BEGIN

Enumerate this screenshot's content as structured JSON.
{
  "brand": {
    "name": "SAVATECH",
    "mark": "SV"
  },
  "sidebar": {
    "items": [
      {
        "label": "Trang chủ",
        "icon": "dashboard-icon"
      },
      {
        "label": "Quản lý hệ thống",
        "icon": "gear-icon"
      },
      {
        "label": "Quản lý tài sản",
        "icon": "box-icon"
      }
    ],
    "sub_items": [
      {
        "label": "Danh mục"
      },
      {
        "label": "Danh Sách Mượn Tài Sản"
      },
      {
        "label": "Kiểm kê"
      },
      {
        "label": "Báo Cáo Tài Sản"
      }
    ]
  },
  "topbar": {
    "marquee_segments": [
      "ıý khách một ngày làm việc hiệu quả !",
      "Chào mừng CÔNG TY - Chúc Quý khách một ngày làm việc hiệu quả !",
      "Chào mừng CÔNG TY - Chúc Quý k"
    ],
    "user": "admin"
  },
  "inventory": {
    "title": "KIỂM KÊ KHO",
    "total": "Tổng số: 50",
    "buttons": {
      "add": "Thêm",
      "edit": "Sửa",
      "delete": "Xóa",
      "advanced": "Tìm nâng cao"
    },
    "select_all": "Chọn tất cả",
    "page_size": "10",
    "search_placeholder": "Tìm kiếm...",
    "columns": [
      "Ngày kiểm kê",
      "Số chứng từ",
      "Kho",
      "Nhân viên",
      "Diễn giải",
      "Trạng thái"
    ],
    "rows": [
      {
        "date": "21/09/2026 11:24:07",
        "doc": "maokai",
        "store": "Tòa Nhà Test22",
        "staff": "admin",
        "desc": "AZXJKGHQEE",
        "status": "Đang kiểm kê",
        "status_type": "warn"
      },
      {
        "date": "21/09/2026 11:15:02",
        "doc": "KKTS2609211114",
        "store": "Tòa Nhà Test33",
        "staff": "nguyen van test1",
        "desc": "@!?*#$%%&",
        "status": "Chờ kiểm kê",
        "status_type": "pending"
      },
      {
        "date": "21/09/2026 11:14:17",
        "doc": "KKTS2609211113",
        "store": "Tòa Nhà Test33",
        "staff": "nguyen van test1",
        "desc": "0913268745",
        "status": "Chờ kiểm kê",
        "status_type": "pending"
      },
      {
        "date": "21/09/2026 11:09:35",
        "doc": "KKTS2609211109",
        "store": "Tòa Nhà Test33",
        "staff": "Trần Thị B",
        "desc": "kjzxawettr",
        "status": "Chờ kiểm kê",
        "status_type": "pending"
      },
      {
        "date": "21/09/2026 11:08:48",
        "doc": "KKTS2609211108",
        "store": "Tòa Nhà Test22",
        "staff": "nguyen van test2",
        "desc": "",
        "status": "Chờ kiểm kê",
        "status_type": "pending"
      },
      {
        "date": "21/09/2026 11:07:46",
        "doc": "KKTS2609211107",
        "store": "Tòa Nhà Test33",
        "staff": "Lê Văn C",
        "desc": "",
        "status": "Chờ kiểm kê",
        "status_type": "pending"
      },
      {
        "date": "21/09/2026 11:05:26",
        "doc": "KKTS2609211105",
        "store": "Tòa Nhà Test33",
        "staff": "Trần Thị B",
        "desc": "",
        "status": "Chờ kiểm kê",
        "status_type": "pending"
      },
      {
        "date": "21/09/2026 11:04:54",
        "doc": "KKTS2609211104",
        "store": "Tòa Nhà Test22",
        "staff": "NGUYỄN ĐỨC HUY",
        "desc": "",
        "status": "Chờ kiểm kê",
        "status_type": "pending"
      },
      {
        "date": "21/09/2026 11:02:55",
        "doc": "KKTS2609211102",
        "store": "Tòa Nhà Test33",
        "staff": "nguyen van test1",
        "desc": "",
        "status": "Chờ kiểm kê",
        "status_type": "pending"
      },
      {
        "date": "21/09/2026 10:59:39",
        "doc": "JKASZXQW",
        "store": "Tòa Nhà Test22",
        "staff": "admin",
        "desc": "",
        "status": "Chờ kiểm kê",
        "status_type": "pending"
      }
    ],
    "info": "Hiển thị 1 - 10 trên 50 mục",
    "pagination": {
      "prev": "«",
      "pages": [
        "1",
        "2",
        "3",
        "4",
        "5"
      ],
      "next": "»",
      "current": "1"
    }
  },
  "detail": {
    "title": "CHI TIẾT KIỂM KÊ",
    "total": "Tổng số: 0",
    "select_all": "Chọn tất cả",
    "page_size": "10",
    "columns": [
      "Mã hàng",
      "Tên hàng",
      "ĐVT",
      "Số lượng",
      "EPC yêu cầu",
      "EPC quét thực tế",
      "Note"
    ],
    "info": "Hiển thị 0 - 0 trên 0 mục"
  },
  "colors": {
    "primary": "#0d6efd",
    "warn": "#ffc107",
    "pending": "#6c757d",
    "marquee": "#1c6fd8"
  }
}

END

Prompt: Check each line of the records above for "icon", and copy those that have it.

Worked solution:
        "icon": "dashboard-icon"
        "icon": "gear-icon"
        "icon": "box-icon"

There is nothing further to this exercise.